Course How to engineer practical optical communication Overview

 Course How to engineer practical optical communication
systems for long-haul, metro and access networks
The explosive growth of data, particularly internet traffic, has led to a dramatic increase in demand for transmission bandwidth. This requirement was initially addressed by widely employing single‐mode optical fibers to interconnect discrete network locations in a point‐to‐point fashion offering high capacity and long reach transmission capabilities. These links were terminated by SONET/SDH equipment forming ring and mesh network topologies. Such a scenario imposes unnecessarily high switching granularity, numerous optoelectronic conversions and complicated network management with poor scalability for data services, slow service turn up with high installation, operation and maintenance cost. With recent technology advances, Wavelength Division Multiplexing (WDM) is introduced to enhance further the available bandwidth while the WDM transport layer is migrating into elaborate networks with improved features, higher manageability, lower complexity and cost. This course gives an overview of the enabling technologies and provides an in depth understanding of the design criteria and methodologies used in the various segments of this type of networks including long‐haul, metro and access networks. It identifies the design challenges and solutions related with the technologies involved, and covers the required guidelines and engineering rules that enable design and implementation of current and future networks. It is important to note that studying the technologies used in this type of networks is necessary in understanding and performing not only the design and implementation, but also the operation and maintenance of optical networks. Objectives
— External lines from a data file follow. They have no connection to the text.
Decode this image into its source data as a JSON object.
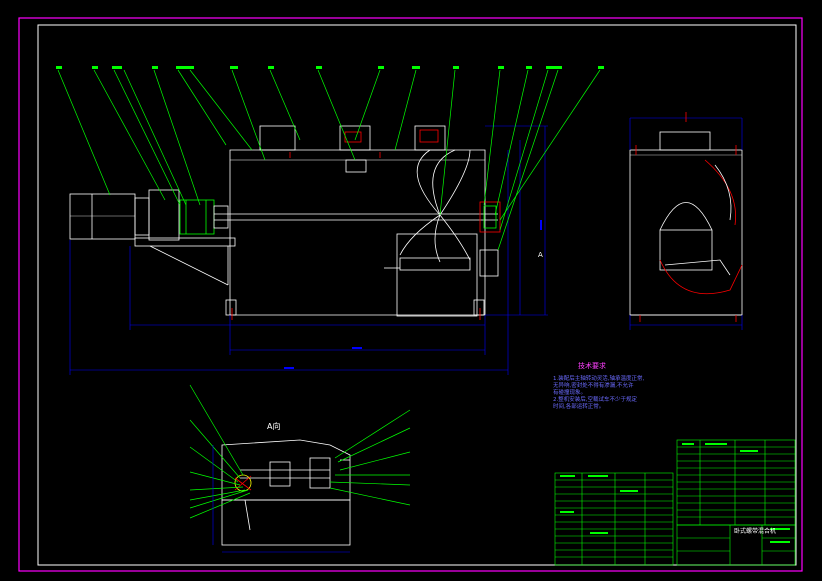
{
  "drawing": {
    "view_label": "A向",
    "section_mark": "A",
    "notes": {
      "title": "技术要求",
      "body": "1.装配后主轴转动灵活,轴承温度正常,\n  无异响,密封处不得有渗漏,不允许\n  有碰撞现象。\n2.整机安装后,空载试车不少于规定\n  时间,各部运转正常。"
    },
    "title_block": {
      "name": "卧式螺带混合机"
    }
  },
  "colors": {
    "background": "#000000",
    "frame_outer": "#ff00ff",
    "frame_inner": "#ffffff",
    "leader": "#00ff00",
    "dimension": "#0000ff",
    "table_lines": "#00ff00",
    "red_accent": "#ff0000"
  }
}
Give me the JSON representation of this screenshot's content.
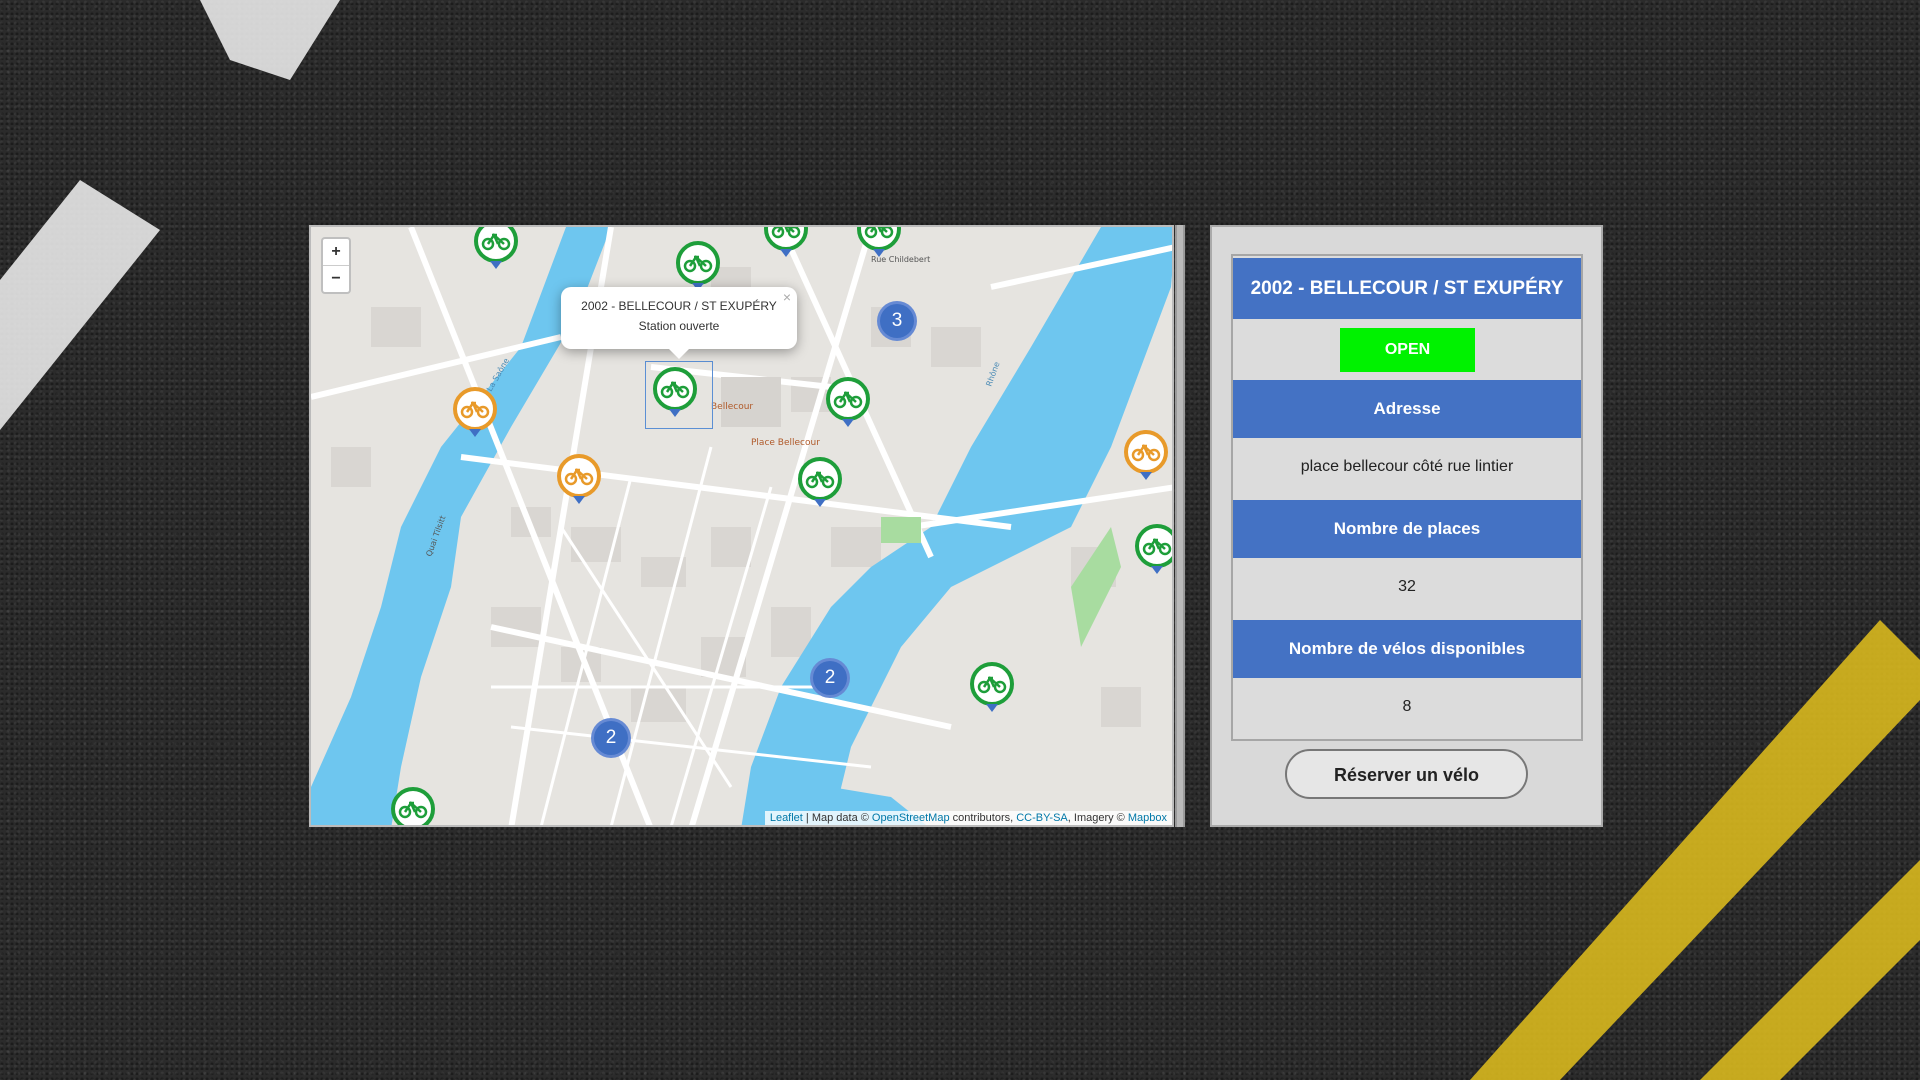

The course objective is to provide an overview of optical technologies and an understanding of the design, implementation, operation and maintenance issues associated with optical network solutions. The course will also cover guidelines and engineering rules that can be applied on existing and future optical network technologies. It is designed as an introductory/intermediate course on the topic. Who should attend
This Short Course is addressed to: ƒ Managers/engineers/professional scientists working for operators and equipment manufacturers involved in network, system and subsystem design, operation and maintenance of telecommunications networks as well as business development and strategy planning ƒ Students and individuals who seek to advance their personal and/or professional status through learning Basic knowledge on communications networks. Prerequisites
4‐day sessions Dr. I. Tomkos Course outline
Lectures designed to build the theoretical knowledge on the topic cover 75% of the course duration. The rest 25% is devoted to acquiring hands‐on experience through laboratory exercises and demonstrations to be carried out in AIT’s optical communications lab. The practical part of the course includes introduction to the VPI Transmission Maker simulation tool and some simulation studies using the tool and laboratory demonstration of certain aspects of the physical optical layer. Optional homework assignments and quizzes will be available to interested groups and/or individuals. The course contents per day follow: Day 1: ƒ Introduction to optical networks ƒ Fiber transmission – Attenuation, chromatic dispersion, PMD and non‐
linearities ƒ Transmitters – Lasers and modulators ƒ Modulation Formats (e.g. NRZ, RZ, CS‐RZ, DPSK, Duobinary, QAM) and their performance ƒ Receivers – Fundamentals (Receiver design) and performance measures (bit error rate, power penalty, Q‐factor) Day 2: ƒ Optical amplifier types (e.g. EDFAs, SOAs, Raman, hybrids) and noise ƒ Multiplexing techniques including WDM, OTDM, CDMA ƒ WDM components (e.g. filters) and subsystems (e.g. wavelength converters, gates, regenerators) ƒ Network elements including Optical Add/Drop Multiplexers and Optical Cross‐
Connects and associated impairments ƒ Laboratory demonstrations of certain aspects of the physical optical layer Day 3: ƒ WDM system design, engineering rules ƒ Power and OSNR budgeting ƒ Dispersion and nonlinear penalties and dispersion maps ƒ Q‐factor budgeting ƒ WDM system operation and maintenance ƒ Ultra‐long‐haul backbone networks ƒ Introduction to the VPI Transmission Maker simulation tool Day 4: ƒ Metropolitan area optical networks ƒ Optical access networks ƒ Current deployment considerations ƒ Studies using the VPI Transmission Maker simulation tool Tuition Fee
Program Registration
N/A Discount Policy Cancellation Policy Catherine Cynthia Protonotarios Executive Training Manager Tel+30 2106682806, extn 5806 Fax+302106682844 [email protected]